On the way back to the hotel, I passed through the town centre, and popped into the mini Carrefour to buy a few more things: some crackers, and some chocolate, if I remember correctly. I probably looked a bit tired and worried, and it was really cold so I had my scarf wrapped around my (shaved, brown) head. When I got to the checkout and was putting things away in my backpack, the cashier asked to see what was in my bag. I showed him. He asked me if I had bought the small packet of bananas from the Carrefour and I said ‘no’; then he picked up the packet of bananas and asked another cashier if these bananas were from the Carrefour, and she said yes. At which point I tried to explain (in French) that I hadn’t bought them, and they might be from that shop, but I hadn’t stolen them. But it was too late.
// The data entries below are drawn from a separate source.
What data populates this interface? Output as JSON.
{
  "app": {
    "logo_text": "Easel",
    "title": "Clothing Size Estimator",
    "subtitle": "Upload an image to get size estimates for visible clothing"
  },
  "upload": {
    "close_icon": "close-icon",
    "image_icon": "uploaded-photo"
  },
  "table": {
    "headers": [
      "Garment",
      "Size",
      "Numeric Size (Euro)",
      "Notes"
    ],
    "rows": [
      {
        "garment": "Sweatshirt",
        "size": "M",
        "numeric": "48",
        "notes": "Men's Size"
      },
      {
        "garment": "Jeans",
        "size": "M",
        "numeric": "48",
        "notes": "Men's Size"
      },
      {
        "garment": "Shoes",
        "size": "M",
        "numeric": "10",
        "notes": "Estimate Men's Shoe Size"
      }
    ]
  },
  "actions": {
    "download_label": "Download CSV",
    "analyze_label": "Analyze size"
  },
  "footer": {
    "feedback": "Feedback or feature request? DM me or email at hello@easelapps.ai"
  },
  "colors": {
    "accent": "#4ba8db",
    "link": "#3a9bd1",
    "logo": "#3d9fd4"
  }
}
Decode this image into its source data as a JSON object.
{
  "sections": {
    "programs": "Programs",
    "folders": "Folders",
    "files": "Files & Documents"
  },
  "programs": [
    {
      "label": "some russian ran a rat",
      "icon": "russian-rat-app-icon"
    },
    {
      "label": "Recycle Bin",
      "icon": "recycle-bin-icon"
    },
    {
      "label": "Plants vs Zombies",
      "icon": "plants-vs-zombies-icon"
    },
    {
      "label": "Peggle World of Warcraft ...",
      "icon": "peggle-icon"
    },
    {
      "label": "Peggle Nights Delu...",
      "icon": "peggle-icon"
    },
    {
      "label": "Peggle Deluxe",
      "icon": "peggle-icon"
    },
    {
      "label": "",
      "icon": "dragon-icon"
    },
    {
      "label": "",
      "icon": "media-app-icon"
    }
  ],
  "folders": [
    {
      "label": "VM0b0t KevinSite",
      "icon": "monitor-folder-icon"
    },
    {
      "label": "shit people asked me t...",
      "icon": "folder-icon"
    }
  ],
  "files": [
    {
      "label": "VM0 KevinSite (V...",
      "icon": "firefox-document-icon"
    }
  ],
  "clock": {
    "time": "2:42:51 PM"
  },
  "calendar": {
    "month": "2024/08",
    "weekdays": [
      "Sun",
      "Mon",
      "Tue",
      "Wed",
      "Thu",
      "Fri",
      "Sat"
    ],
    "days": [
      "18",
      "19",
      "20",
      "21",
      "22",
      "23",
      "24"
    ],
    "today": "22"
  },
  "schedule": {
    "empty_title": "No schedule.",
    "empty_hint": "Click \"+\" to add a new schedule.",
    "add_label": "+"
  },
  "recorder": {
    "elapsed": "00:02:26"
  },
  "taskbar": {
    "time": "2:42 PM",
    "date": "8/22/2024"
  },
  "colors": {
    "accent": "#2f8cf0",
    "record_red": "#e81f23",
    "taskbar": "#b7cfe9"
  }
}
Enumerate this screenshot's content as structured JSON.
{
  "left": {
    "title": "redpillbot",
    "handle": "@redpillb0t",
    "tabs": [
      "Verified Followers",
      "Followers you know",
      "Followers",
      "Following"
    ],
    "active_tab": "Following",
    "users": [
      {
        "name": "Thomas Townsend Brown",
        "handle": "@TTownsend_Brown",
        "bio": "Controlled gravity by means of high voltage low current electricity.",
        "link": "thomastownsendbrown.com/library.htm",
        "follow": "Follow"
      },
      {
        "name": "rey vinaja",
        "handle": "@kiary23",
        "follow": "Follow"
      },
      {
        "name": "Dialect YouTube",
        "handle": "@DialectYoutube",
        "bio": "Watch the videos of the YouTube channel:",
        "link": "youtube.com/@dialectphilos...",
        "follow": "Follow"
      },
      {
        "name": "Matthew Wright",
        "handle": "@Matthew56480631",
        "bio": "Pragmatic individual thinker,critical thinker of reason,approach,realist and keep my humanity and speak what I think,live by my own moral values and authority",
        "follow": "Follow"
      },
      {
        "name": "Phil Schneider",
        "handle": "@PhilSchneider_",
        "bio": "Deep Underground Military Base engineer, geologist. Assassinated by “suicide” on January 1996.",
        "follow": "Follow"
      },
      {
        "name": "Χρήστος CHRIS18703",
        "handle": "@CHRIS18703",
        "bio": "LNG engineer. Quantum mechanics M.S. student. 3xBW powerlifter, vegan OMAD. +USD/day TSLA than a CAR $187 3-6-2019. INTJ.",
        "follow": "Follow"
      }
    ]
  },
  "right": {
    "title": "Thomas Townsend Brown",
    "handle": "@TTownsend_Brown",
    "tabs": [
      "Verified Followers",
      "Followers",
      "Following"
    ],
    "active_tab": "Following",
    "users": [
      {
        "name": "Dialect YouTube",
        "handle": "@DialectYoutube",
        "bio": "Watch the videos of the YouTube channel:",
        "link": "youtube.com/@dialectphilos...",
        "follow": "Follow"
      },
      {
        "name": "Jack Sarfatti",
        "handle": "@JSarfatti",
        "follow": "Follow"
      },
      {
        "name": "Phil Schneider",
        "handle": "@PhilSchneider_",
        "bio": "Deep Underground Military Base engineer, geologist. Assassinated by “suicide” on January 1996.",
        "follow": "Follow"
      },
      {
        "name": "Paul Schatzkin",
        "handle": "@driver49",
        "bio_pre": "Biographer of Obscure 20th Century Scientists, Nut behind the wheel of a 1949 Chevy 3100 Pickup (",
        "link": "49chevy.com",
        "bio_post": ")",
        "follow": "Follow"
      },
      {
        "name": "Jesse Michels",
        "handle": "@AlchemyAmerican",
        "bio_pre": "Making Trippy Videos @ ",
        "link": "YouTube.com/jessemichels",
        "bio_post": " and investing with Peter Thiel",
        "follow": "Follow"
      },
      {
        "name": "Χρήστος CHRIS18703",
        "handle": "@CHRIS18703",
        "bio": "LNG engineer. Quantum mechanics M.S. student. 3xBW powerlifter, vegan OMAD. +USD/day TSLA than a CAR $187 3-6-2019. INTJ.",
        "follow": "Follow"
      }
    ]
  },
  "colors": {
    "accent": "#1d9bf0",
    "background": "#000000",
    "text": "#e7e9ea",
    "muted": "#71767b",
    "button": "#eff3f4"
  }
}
What followed was, you might say, hilarious. At the time it almost destroyed me.
The cashier called another cashier over and told her I had stolen the bananas.
I said that I hadn’t stolen them, and tried to explain what had happened.
She said they would have to check the CCTV footage.
Someone behind me in the checkout line offered to pay for the bananas.
I thanked him but explained again that I hadn’t stolen them.
I offered to leave the incriminating bananas behind.
I offered to pay for the bananas.
I told them I was in a hurry and had to get back to the hotel to see someone who was quite ill, and asked what I could do to make them believe me.
I tried to leave the bananas behind and walk out of the shop.
The cashier came after me and hauled me back into the supermarket.
Finally, the other cashier said she had looked at the CCTV footage and realised I hadn’t stolen the bananas.
I was free to go – no apologies.

The thing is that none of this happened calmly. I felt so trapped in the conviction they all had that I was a thief, and that I had stolen a packet containing two bananas, that I got very worked up – by the end, I’m pretty sure I was swearing, and shouting. I was so hurt by the whole incident, and the reality that was playing out in front of me: that once people see you as a criminal everything you say sounds like a crime. And even more distressing: that if someone was so desperate that they had stolen two bananas from the supermarket, this was how they would be treated.

Most of all, I understood how it felt to be seen as a criminal. I’ve never really understood this before, but I know that it’s an everyday reality for many people. I could feel it in my body for weeks afterwards. And I understood that this kind of situation would only need to repeat itself a few times to completely change not only how I felt in public space, but how I acted. If the space you’re given in the world is to be seen as a criminal, then that’s the space you have to fill.

Me – I went back to my hotel, organised a taxi to take Suzie to the hospital, and then went back to the venue to make some music. I told the story to my friends, and they were shocked at what had happened. Eventually, this was enough to put it behind me.